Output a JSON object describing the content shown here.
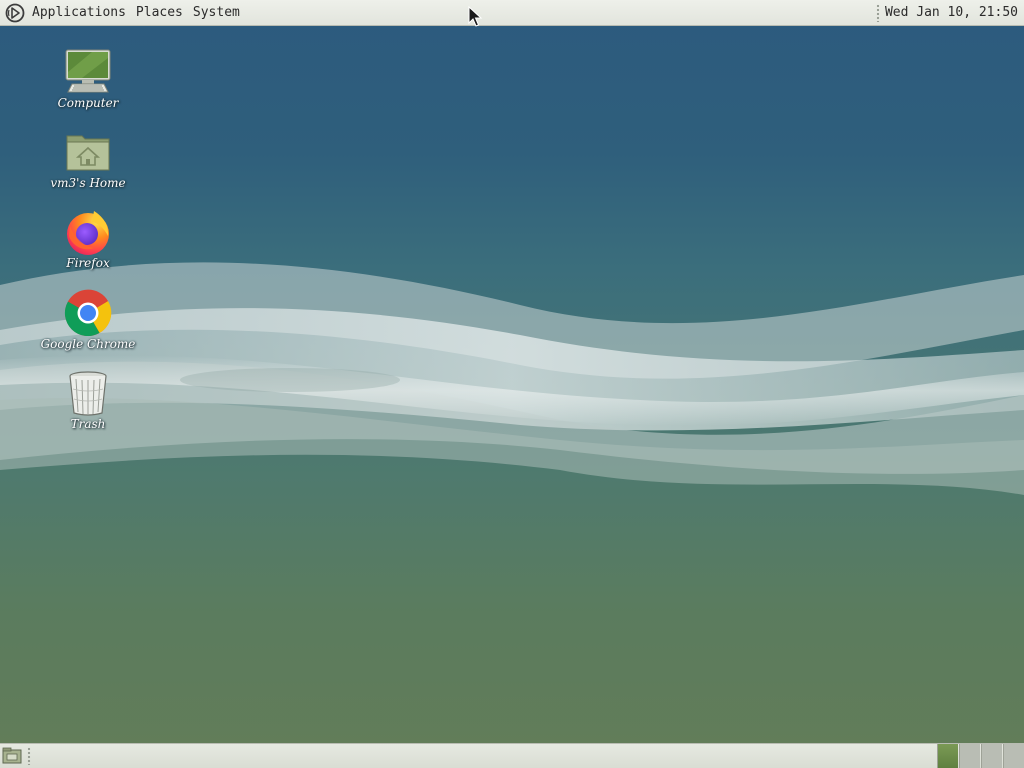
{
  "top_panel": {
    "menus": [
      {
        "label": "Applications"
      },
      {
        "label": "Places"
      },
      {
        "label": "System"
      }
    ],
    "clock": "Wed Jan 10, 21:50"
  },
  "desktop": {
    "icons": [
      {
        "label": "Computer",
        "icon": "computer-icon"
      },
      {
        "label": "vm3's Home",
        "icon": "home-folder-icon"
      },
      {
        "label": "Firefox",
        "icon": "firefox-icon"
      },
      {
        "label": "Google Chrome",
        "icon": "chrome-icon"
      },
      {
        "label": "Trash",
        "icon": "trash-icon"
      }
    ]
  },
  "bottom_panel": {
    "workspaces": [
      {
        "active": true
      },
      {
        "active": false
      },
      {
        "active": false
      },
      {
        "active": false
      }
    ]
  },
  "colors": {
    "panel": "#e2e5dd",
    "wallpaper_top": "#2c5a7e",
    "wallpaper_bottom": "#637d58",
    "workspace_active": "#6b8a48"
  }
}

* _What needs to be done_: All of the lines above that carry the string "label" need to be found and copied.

* _Answer area_:
        "label": "Applications"
        "label": "Places"
        "label": "System"
        "label": "Computer",
        "label": "vm3's Home",
        "label": "Firefox",
        "label": "Google Chrome",
        "label": "Trash",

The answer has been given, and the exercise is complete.